Quick Takes: This Isn’t the First Election Trump Thought Was Rigged

* As much as Mitt Romney would like you to forget all about it, Donald Trump endorsed him in 2012 on the heels of rekindling the whole birther movement against President Obama. You’ll never guess how Trump responded when Romney lost.

* As long as we’re taking a walk down memory lane, here is a story from 2014 that I think about pretty often.

Chamber [of Commerce] President and CEO Tom Donohue, a reliable supporter of key conservative election races and issues, said the GOP might as well sit out the 2016 presidential elections if they don’t tackle immigration reform this session.

“If the Republicans don’t do it, they shouldn’t bother to run a candidate in 2016,” Donohue said at a panel Monday on America’s infrastructure. “I mean, think about that. Think about who the voters are.”

Not only did the Republicans in the House block passage of immigration reform, they nominated a candidate who called Mexicans “criminals and rapists,” who talks about deporting ’em all, and suggested that a federal judge isn’t qualified because of his Mexican heritage. That pretty much explains this:

Hillary Clinton is maintaining a 50-point lead over Donald Trump among Latino voters heading into the final weeks of the presidential election, and more Latinos now say they they’re very interested in the November contest, according to a new NBC News/Wall Street Journal/Telemundo poll.

* Peggy Orenstien writes, “How to Be a Man in the Age of Trump.”

Michelle Obama was right on Thursday when she said that, were Mr. Trump to win the election, we would be “telling our sons that it’s O.K. to humiliate women.” While the warning that assault will cost you the presidency may be the beginning of a conversation, it should not be the end. “Don’t sexually assault women” (or, for that matter, “Don’t get a girl pregnant”) is an awfully low bar for acceptable behavior. It does little to address the complexity of boys’ lives, the presumption of their always-down-for-it sexuality, the threat of being called a “pussy” if you won’t grab one, the collusion that comes with keeping quiet. Boys need continuing, serious guidance about sexual ethics, reciprocity, respect. Rather than silence or swagger, they need models of masculinity that are not grounded in domination or aggression.

* I’m sure these two stories aren’t connected and have nothing to do (cough, cough) with collusion to interfere with the U.S. election. First up, here’s the news about Wikileaks:

Wikileaks says an unidentified “state actor” has shut down internet access for its founder Julian Assange.

The transparency activist has been claiming asylum at London’s Ecuadorean embassy since 2012 to avoid extradition over sex assault allegations.

* Secondly, there’s this story about Russia’s international propaganda TV channel:

Russia has angrily accused Britain of trampling on freedom of speech after NatWest [National Westminster Bank] said it was closing down the bank accounts of the Kremlin TV channel Russia Today (RT)…

Simonyan [RT’s editor-in-chief] said she had received a letter out of the blue from NatWest saying that it was pulling the plug on the broadcaster’s accounts from mid-December.

“We have recently undertaken a review of your banking arrangements with us and reached the conclusion that we will no longer provide these facilities,” it said.

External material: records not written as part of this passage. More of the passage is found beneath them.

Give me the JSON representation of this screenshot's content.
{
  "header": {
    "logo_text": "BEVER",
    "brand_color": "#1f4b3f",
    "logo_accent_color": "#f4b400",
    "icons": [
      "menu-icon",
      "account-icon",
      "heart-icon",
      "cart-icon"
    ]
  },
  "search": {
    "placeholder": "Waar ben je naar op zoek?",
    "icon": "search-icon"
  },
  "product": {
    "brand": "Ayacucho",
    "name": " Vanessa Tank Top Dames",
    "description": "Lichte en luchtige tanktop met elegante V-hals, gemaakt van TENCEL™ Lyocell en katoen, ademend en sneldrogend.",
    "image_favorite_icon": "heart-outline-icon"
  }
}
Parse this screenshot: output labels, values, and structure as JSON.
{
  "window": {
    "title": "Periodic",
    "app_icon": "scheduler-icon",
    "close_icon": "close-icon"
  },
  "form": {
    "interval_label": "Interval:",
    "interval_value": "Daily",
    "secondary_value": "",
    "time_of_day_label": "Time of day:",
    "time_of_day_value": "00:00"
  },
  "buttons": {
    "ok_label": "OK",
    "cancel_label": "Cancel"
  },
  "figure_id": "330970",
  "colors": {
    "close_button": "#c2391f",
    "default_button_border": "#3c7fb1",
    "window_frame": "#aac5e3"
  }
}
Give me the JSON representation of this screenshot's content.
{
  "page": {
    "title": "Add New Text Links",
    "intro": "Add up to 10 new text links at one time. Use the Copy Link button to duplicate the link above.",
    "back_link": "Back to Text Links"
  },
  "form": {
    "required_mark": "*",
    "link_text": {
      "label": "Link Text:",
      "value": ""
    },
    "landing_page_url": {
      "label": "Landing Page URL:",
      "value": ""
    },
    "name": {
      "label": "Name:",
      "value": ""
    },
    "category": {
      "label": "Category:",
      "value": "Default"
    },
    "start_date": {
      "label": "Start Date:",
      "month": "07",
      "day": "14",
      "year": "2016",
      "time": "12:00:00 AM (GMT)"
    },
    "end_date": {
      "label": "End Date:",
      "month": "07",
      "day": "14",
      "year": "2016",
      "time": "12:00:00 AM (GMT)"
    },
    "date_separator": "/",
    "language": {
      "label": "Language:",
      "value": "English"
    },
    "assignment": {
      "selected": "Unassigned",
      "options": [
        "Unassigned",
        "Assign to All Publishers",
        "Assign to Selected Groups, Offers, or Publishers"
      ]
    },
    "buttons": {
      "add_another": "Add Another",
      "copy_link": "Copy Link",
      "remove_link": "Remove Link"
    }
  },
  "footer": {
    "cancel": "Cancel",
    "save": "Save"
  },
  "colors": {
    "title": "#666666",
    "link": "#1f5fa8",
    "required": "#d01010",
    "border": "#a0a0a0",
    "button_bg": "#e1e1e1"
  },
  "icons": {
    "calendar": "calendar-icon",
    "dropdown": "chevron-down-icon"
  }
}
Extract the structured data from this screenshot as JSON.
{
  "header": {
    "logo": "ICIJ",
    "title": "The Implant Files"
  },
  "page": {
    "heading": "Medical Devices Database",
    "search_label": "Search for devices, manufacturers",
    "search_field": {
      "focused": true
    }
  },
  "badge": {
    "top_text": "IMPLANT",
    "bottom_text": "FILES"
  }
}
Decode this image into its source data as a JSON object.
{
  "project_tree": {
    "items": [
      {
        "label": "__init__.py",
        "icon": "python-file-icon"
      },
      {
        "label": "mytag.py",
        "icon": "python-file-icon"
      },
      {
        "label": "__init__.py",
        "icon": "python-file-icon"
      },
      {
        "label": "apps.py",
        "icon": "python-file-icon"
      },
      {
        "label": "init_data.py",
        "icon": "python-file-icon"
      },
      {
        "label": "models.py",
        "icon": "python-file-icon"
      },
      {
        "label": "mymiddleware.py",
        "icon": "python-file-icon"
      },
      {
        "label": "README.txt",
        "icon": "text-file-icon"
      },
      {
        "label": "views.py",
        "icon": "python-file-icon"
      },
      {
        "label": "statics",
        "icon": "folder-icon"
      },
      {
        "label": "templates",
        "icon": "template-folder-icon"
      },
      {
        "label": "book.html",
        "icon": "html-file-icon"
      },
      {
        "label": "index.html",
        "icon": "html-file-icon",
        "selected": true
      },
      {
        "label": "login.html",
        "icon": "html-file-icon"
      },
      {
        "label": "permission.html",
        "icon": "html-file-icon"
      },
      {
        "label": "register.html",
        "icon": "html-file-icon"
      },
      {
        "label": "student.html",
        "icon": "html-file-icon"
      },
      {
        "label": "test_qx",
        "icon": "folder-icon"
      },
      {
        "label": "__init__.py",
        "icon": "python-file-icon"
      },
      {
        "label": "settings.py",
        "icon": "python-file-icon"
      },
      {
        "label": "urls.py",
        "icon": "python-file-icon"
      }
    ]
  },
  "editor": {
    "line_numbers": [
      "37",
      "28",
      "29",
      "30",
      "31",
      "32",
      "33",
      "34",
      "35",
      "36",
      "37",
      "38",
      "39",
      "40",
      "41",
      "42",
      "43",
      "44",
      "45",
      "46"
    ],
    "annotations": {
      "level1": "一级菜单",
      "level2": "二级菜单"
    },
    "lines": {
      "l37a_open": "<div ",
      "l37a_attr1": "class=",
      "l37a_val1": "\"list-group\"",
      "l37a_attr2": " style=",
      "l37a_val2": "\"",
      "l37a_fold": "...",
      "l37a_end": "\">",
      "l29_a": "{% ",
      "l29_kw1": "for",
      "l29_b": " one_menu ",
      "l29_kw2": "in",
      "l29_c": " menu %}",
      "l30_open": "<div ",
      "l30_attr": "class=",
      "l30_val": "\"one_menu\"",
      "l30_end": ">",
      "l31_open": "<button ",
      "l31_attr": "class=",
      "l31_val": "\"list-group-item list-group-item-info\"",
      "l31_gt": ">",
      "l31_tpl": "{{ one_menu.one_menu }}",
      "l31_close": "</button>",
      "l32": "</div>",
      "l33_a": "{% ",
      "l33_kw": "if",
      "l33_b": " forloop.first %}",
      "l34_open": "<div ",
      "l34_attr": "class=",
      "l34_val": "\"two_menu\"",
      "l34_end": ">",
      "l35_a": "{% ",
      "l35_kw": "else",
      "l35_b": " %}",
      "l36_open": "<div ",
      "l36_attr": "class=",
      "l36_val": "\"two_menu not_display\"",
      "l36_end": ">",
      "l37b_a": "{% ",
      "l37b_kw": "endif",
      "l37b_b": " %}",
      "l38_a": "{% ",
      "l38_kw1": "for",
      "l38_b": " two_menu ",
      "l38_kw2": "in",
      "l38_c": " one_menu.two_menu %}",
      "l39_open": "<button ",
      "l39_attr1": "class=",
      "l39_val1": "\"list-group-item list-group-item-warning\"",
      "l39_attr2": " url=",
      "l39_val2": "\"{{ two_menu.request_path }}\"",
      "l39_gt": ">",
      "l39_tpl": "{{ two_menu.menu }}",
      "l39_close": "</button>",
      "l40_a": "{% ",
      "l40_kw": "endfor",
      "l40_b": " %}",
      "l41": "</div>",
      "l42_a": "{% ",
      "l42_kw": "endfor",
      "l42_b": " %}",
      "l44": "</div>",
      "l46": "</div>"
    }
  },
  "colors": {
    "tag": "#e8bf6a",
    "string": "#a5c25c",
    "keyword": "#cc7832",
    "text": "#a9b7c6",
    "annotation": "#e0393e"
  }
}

The decision was final, the letter added.

* Beyond the election, there are a couple of important global stories. First of all, the battle for Mosul has begun in Iraq.

An Iraqi operation to recapture the city of Mosul, the last major stronghold of the so-called Islamic State (IS) in the country, has started…

The US-led coalition fighting IS is backing the assault with air strikes, The operation is complex and analysts say it could last for weeks, if not months.

The start of the operation was announced by Prime Minister Haider al-Abadi in a televised address in the early hours of Monday (local time). “The hour of victory has come,” he said.

* Secondly, there is this great news from Kigali, Rwanda:

Negotiators from more than 170 countries on Saturday reached a legally binding accord to counter climate change by cutting the worldwide use of a powerful planet-warming chemical used in air-conditioners and refrigerators.

The talks in Kigali, the capital of Rwanda, did not draw the same spotlight as the climate change accord forged in Paris last year. But the outcome could have an equal or even greater impact on efforts to slow the heating of the planet…

While the Paris agreement included pledges by nearly every country to cut emissions of heat-trapping carbon dioxide from the fossil fuels that power vehicles, electric plants and factories, the new Kigali deal has a single target: chemical coolants called hydrofluorocarbons, or HFCs, used in air-conditioners and refrigerators…

Over all, the deal is expected to lead to the reduction of the equivalent of 70 billion tons of carbon dioxide from the atmosphere — about two times the carbon pollution produced annually by the entire world.

* Finally, if you need to lighten things up in the midst of our trumpian dystopia, President Obama’s got you covered.

Nancy LeTourneau

Nancy LeTourneau is a contributing writer for the Washington Monthly.